1. ## Related Rates

I am having a little difficulty with this problem while using the related rates method. Here is the problem:

Y^2 + 2XY^2 - 3X +1 = 0

I know you need to differentiate just as you would with implicit, but you need to insert either (dx/dt) or (dy/dt) with the respective x, y terms. I am confused what to insert for the 2nd term which is using the product rule. I am thinking to pull the 2 in front of the term to multiply, but I don't know whether to put (1) or (dx/dt) for the x term and the same for they y term. Please help!

2. Originally Posted by kdogg121
I am having a little difficulty with this problem while using the related rates method. Here is the problem:

Y^2 + 2XY^2 - 3X +1 = 0

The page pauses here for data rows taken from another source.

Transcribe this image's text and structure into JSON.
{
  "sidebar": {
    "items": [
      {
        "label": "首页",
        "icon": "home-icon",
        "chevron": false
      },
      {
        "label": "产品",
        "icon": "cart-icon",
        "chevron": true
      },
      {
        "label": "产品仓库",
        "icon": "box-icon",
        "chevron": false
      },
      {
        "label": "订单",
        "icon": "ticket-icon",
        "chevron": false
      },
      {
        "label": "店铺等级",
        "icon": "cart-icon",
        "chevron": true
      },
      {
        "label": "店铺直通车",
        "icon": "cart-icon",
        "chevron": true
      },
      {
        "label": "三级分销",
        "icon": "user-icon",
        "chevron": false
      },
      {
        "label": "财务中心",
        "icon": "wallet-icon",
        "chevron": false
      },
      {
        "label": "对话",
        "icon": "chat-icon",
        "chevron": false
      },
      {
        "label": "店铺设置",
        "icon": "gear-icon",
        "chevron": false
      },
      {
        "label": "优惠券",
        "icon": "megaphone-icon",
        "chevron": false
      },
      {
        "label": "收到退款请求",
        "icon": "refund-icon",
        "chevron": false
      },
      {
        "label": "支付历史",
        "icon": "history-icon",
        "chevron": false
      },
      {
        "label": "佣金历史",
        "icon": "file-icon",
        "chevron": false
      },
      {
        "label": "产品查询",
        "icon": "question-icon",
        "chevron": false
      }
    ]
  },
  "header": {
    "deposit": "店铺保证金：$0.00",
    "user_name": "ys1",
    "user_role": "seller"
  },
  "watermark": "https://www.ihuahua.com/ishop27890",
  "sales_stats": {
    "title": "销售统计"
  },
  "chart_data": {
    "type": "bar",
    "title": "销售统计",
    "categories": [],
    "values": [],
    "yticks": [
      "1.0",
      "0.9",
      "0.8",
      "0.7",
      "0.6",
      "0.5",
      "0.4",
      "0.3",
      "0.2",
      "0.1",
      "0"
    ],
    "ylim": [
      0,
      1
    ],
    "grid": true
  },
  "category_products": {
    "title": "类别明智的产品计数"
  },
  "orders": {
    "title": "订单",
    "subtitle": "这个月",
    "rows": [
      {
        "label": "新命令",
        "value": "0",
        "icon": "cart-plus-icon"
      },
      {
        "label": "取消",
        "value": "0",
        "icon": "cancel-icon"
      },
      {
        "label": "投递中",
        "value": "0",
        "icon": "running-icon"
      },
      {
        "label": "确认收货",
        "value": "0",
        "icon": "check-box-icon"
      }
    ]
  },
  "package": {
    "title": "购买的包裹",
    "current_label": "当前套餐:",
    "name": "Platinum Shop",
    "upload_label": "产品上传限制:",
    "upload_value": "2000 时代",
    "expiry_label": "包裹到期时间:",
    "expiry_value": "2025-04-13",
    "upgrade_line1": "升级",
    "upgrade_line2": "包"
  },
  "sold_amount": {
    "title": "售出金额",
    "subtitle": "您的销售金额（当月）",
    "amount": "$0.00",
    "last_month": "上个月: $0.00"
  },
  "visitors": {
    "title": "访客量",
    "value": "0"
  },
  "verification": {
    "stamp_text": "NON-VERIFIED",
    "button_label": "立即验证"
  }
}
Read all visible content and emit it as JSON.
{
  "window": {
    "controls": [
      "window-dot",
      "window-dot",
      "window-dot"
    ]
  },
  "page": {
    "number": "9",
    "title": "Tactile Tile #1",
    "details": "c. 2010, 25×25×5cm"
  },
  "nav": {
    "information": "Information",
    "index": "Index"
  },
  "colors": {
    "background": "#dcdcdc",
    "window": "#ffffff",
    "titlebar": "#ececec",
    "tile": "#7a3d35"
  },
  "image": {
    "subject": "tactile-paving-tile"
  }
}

I know you need to differentiate just as you would with implicit, but you need to insert either (dx/dt) or (dy/dt) with the respective x, y terms. I am confused what to insert for the 2nd term which is using the product rule. I am thinking to pull the 2 in front of the term to multiply, but I don't know whether to put (1) or (dx/dt) for the x term and the same for they y term. Please help!
What exactly are you trying to find? Please post the question exactly as it is written in your book.

3. Well the instructions indicate to find dy/dx by implicit differentiation, however my professor assigned this set of problems twice, he wanted us to do it by implicit as well as the related rates method. I am mostly confused what the 2nd term in the problem would look like differentiated by the method.

4. If we had XY as part of an equation being differentiated through related rates wouldn't this be:

X(dy/dt) + Y(dx/dt) ?

As the X on the outside of the first time is undifferentiated and the Y inside is making it dy/dt , the Y on the second term is undifferentiated while the X inside is differentiated as dx/dt Would this be correct?

5. Originally Posted by kdogg121
Well the instructions indicate to find dy/dx by implicit differentiation, however my professor assigned this set of problems twice, he wanted us to do it by implicit as well as the related rates method. I am mostly confused what the 2nd term in the problem would look like differentiated by the method.
Are you saying that you need to differentiate the given expression with respect to time? Note that from the chain rule $\frac{dy}{dt} = \frac{dy}{dx} \, \frac{dx}{dt}$, $\frac{d y^2}{dt} = \frac{d y^2}{dy} \, \frac{dy}{dt} = 2y \frac{dy}{dt} = 2y \frac{dy}{dx} \, \frac{dx}{dt}$ etc.

Please post the exact question and the exact instructions. If you're not clear about those two things, I suggest you first ask your professor for clarification.